But you need to keep sharpening your skills to maintain the edge from all that hard work over the summer, especially if, like many players, you took some time away from the game to relax. The best training equipment lets you play at home the way you would on the ice, sole’s check out how it works.
Become a Sniper
Lethal offensive players need a hard and accurate shot with a quick release. Players only get so many chances to score in a game and shooting an inch wide might be the difference between winning and losing.
Industry leaders like HockeyShot offer shooting pads so you can practice shooting pucks on your driveway or in the basement, and they’ll glide at home the way they do on the ice. Otherwise, the feel of a puck dragging on asphalt is not how it’ll be in a game, plus you’ll chew up the blade of your expensive faster.

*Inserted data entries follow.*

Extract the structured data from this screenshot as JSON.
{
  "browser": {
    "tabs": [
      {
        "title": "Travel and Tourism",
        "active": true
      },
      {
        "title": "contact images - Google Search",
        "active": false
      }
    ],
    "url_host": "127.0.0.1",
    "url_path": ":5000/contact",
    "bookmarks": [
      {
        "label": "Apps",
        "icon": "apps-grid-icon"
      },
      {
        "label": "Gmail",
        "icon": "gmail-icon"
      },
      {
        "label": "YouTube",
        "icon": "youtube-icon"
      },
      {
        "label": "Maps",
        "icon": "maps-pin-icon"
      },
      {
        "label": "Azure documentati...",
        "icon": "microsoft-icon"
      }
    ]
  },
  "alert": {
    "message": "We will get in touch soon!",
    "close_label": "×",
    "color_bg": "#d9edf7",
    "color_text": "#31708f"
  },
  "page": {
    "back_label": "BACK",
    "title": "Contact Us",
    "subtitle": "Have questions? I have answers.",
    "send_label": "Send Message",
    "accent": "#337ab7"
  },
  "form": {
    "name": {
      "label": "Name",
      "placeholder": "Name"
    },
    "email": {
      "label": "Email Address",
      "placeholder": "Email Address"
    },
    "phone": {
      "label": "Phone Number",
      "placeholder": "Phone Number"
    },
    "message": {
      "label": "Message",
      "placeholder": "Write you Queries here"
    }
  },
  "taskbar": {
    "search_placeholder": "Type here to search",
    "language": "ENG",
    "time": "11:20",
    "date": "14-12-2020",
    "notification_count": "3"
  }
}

Practice your snapshot, wrist shot, and snapshot without fearing you’ll put a hole in the wall or garage door—get a shooting tarp that extends beyond the post so wide shots don’t damage your property. Aim for the holes in the corners and five-hole to work on your accuracy.
Stickhandle Like a Pro
Whether you’re a slick first-line center or a blue-line stalwart, you need to be able to keep the puck glued to your stick. Everyone needs to stickhandle, from evading stick checks in close to the opposing goalie to quickly getting the puck out of your zone.
Danglers are durable, lightweight tools that let players create infinite stick handling drills. Weave the puck in and out and regularly change the danglers positioning, so you need to keep your head up, just like you would in a game. The best danglers are built of high-strength steel shafts, so they’ll stand up to years of punishment from pucks and sticks.
Pass with Precision
As the coach always says, when it comes to moving up ice quickly, passing is always faster than skating. The leading equipment companies make passers that return the puck to you, so you can improve your passing accuracy or take one-timers by yourself.
These passers let you develop the soft hands necessary to cradle incoming passes. Work on your saucer passes and dishing the puck along the ice, and your teammates will love all the apples you set them up with.
There was a time when even pro ice hockey players used to stumble into training after taking months off, but that time is over. Whether you’re an ambitious player trying to make it into the big leagues one day or a fanatic playing for the love of the game, today’s home training tools are fun, they simulate real, on-ice scenarios and they’ll make you a much better ice hockey player when you don’t have access to a rink.